Stored entries:
────────────────

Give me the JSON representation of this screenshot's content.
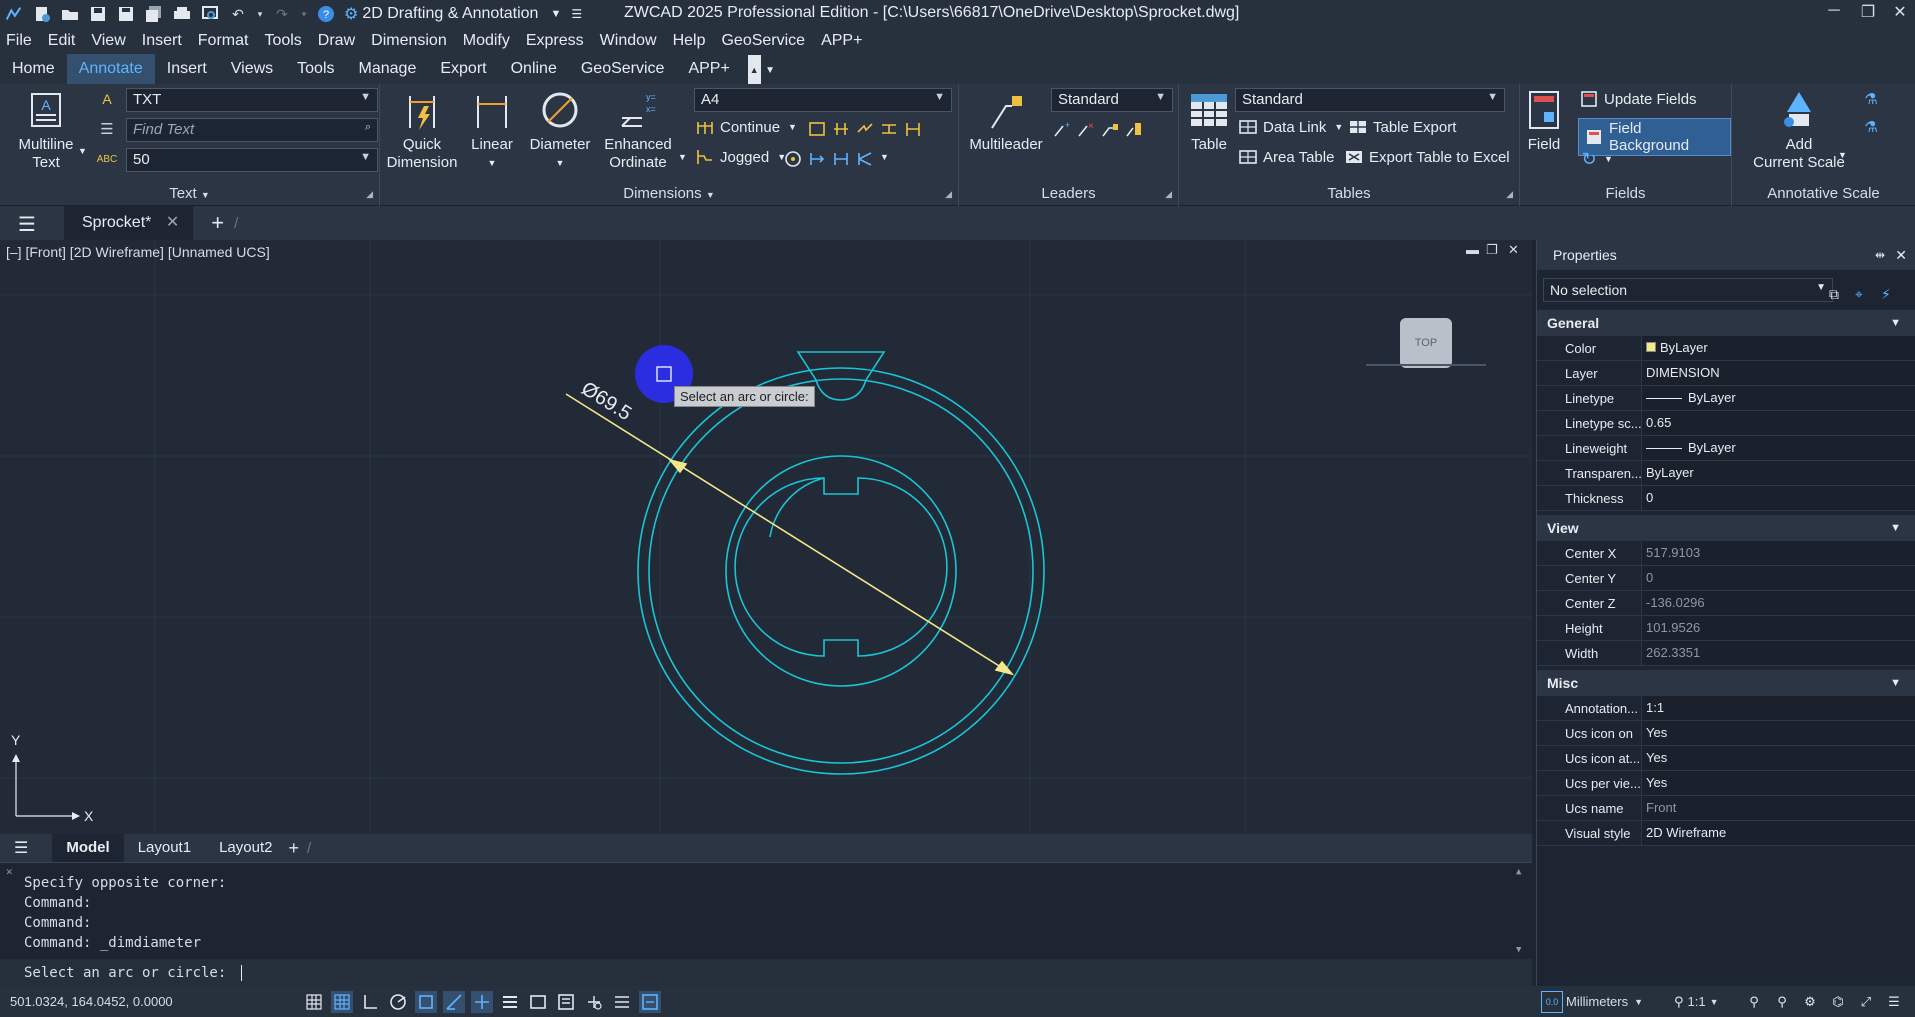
{
  "app": {
    "window_title": "ZWCAD 2025 Professional Edition - [C:\\Users\\66817\\OneDrive\\Desktop\\Sprocket.dwg]",
    "workspace": "2D Drafting & Annotation"
  },
  "menu": [
    "File",
    "Edit",
    "View",
    "Insert",
    "Format",
    "Tools",
    "Draw",
    "Dimension",
    "Modify",
    "Express",
    "Window",
    "Help",
    "GeoService",
    "APP+"
  ],
  "ribbon_tabs": [
    "Home",
    "Annotate",
    "Insert",
    "Views",
    "Tools",
    "Manage",
    "Export",
    "Online",
    "GeoService",
    "APP+"
  ],
  "ribbon": {
    "text": {
      "multiline_text": "Multiline\nText",
      "style_value": "TXT",
      "find_placeholder": "Find Text",
      "height_value": "50",
      "title": "Text"
    },
    "dimensions": {
      "quick": "Quick\nDimension",
      "linear": "Linear",
      "diameter": "Diameter",
      "enhanced": "Enhanced\nOrdinate",
      "style_value": "A4",
      "continue": "Continue",
      "jogged": "Jogged",
      "title": "Dimensions"
    },
    "leaders": {
      "multileader": "Multileader",
      "style_value": "Standard",
      "title": "Leaders"
    },
    "tables": {
      "table": "Table",
      "style_value": "Standard",
      "data_link": "Data Link",
      "table_export": "Table Export",
      "area_table": "Area Table",
      "export_excel": "Export Table to Excel",
      "title": "Tables"
    },
    "fields": {
      "field": "Field",
      "update_fields": "Update Fields",
      "field_background": "Field Background",
      "title": "Fields"
    },
    "annotative": {
      "add_scale": "Add\nCurrent Scale",
      "title": "Annotative Scale"
    }
  },
  "doc_tab": "Sprocket*",
  "viewport": {
    "label": "[–] [Front] [2D Wireframe] [Unnamed UCS]",
    "viewcube": "TOP",
    "tooltip": "Select an arc or circle:",
    "dim_text": "Ø69.5",
    "ucs_y": "Y",
    "ucs_x": "X"
  },
  "layout_tabs": [
    "Model",
    "Layout1",
    "Layout2"
  ],
  "command": {
    "history": [
      "Specify opposite corner:",
      "Command:",
      "Command:",
      "Command: _dimdiameter"
    ],
    "prompt": "Select an arc or circle:"
  },
  "properties": {
    "title": "Properties",
    "selection": "No selection",
    "sections": [
      {
        "name": "General",
        "rows": [
          {
            "key": "Color",
            "value": "ByLayer",
            "swatch": "#f3e98a"
          },
          {
            "key": "Layer",
            "value": "DIMENSION"
          },
          {
            "key": "Linetype",
            "value": "ByLayer",
            "line": true
          },
          {
            "key": "Linetype sc...",
            "value": "0.65"
          },
          {
            "key": "Lineweight",
            "value": "ByLayer",
            "line": true
          },
          {
            "key": "Transparen...",
            "value": "ByLayer"
          },
          {
            "key": "Thickness",
            "value": "0"
          }
        ]
      },
      {
        "name": "View",
        "rows": [
          {
            "key": "Center X",
            "value": "517.9103",
            "ro": true
          },
          {
            "key": "Center Y",
            "value": "0",
            "ro": true
          },
          {
            "key": "Center Z",
            "value": "-136.0296",
            "ro": true
          },
          {
            "key": "Height",
            "value": "101.9526",
            "ro": true
          },
          {
            "key": "Width",
            "value": "262.3351",
            "ro": true
          }
        ]
      },
      {
        "name": "Misc",
        "rows": [
          {
            "key": "Annotation...",
            "value": "1:1"
          },
          {
            "key": "Ucs icon on",
            "value": "Yes"
          },
          {
            "key": "Ucs icon at...",
            "value": "Yes"
          },
          {
            "key": "Ucs per vie...",
            "value": "Yes"
          },
          {
            "key": "Ucs name",
            "value": "Front",
            "ro": true
          },
          {
            "key": "Visual style",
            "value": "2D Wireframe"
          }
        ]
      }
    ]
  },
  "status": {
    "coords": "501.0324, 164.0452, 0.0000",
    "units": "Millimeters",
    "scale": "1:1"
  },
  "colors": {
    "accent": "#5eb3ff",
    "geometry": "#19c5d6",
    "dimension": "#f3e98a",
    "pickbox": "#2a2de0"
  }
}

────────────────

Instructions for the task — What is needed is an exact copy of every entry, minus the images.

Solution —
Give me the JSON representation of this screenshot's content.
{
  "app": {
    "window_title": "ZWCAD 2025 Professional Edition - [C:\\Users\\66817\\OneDrive\\Desktop\\Sprocket.dwg]",
    "workspace": "2D Drafting & Annotation"
  },
  "menu": [
    "File",
    "Edit",
    "View",
    "Insert",
    "Format",
    "Tools",
    "Draw",
    "Dimension",
    "Modify",
    "Express",
    "Window",
    "Help",
    "GeoService",
    "APP+"
  ],
  "ribbon_tabs": [
    "Home",
    "Annotate",
    "Insert",
    "Views",
    "Tools",
    "Manage",
    "Export",
    "Online",
    "GeoService",
    "APP+"
  ],
  "ribbon": {
    "text": {
      "multiline_text": "Multiline\nText",
      "style_value": "TXT",
      "find_placeholder": "Find Text",
      "height_value": "50",
      "title": "Text"
    },
    "dimensions": {
      "quick": "Quick\nDimension",
      "linear": "Linear",
      "diameter": "Diameter",
      "enhanced": "Enhanced\nOrdinate",
      "style_value": "A4",
      "continue": "Continue",
      "jogged": "Jogged",
      "title": "Dimensions"
    },
    "leaders": {
      "multileader": "Multileader",
      "style_value": "Standard",
      "title": "Leaders"
    },
    "tables": {
      "table": "Table",
      "style_value": "Standard",
      "data_link": "Data Link",
      "table_export": "Table Export",
      "area_table": "Area Table",
      "export_excel": "Export Table to Excel",
      "title": "Tables"
    },
    "fields": {
      "field": "Field",
      "update_fields": "Update Fields",
      "field_background": "Field Background",
      "title": "Fields"
    },
    "annotative": {
      "add_scale": "Add\nCurrent Scale",
      "title": "Annotative Scale"
    }
  },
  "doc_tab": "Sprocket*",
  "viewport": {
    "label": "[–] [Front] [2D Wireframe] [Unnamed UCS]",
    "viewcube": "TOP",
    "tooltip": "Select an arc or circle:",
    "dim_text": "Ø69.5",
    "ucs_y": "Y",
    "ucs_x": "X"
  },
  "layout_tabs": [
    "Model",
    "Layout1",
    "Layout2"
  ],
  "command": {
    "history": [
      "Specify opposite corner:",
      "Command:",
      "Command:",
      "Command: _dimdiameter"
    ],
    "prompt": "Select an arc or circle:"
  },
  "properties": {
    "title": "Properties",
    "selection": "No selection",
    "sections": [
      {
        "name": "General",
        "rows": [
          {
            "key": "Color",
            "value": "ByLayer",
            "swatch": "#f3e98a"
          },
          {
            "key": "Layer",
            "value": "DIMENSION"
          },
          {
            "key": "Linetype",
            "value": "ByLayer",
            "line": true
          },
          {
            "key": "Linetype sc...",
            "value": "0.65"
          },
          {
            "key": "Lineweight",
            "value": "ByLayer",
            "line": true
          },
          {
            "key": "Transparen...",
            "value": "ByLayer"
          },
          {
            "key": "Thickness",
            "value": "0"
          }
        ]
      },
      {
        "name": "View",
        "rows": [
          {
            "key": "Center X",
            "value": "517.9103",
            "ro": true
          },
          {
            "key": "Center Y",
            "value": "0",
            "ro": true
          },
          {
            "key": "Center Z",
            "value": "-136.0296",
            "ro": true
          },
          {
            "key": "Height",
            "value": "101.9526",
            "ro": true
          },
          {
            "key": "Width",
            "value": "262.3351",
            "ro": true
          }
        ]
      },
      {
        "name": "Misc",
        "rows": [
          {
            "key": "Annotation...",
            "value": "1:1"
          },
          {
            "key": "Ucs icon on",
            "value": "Yes"
          },
          {
            "key": "Ucs icon at...",
            "value": "Yes"
          },
          {
            "key": "Ucs per vie...",
            "value": "Yes"
          },
          {
            "key": "Ucs name",
            "value": "Front",
            "ro": true
          },
          {
            "key": "Visual style",
            "value": "2D Wireframe"
          }
        ]
      }
    ]
  },
  "status": {
    "coords": "501.0324, 164.0452, 0.0000",
    "units": "Millimeters",
    "scale": "1:1"
  },
  "colors": {
    "accent": "#5eb3ff",
    "geometry": "#19c5d6",
    "dimension": "#f3e98a",
    "pickbox": "#2a2de0"
  }
}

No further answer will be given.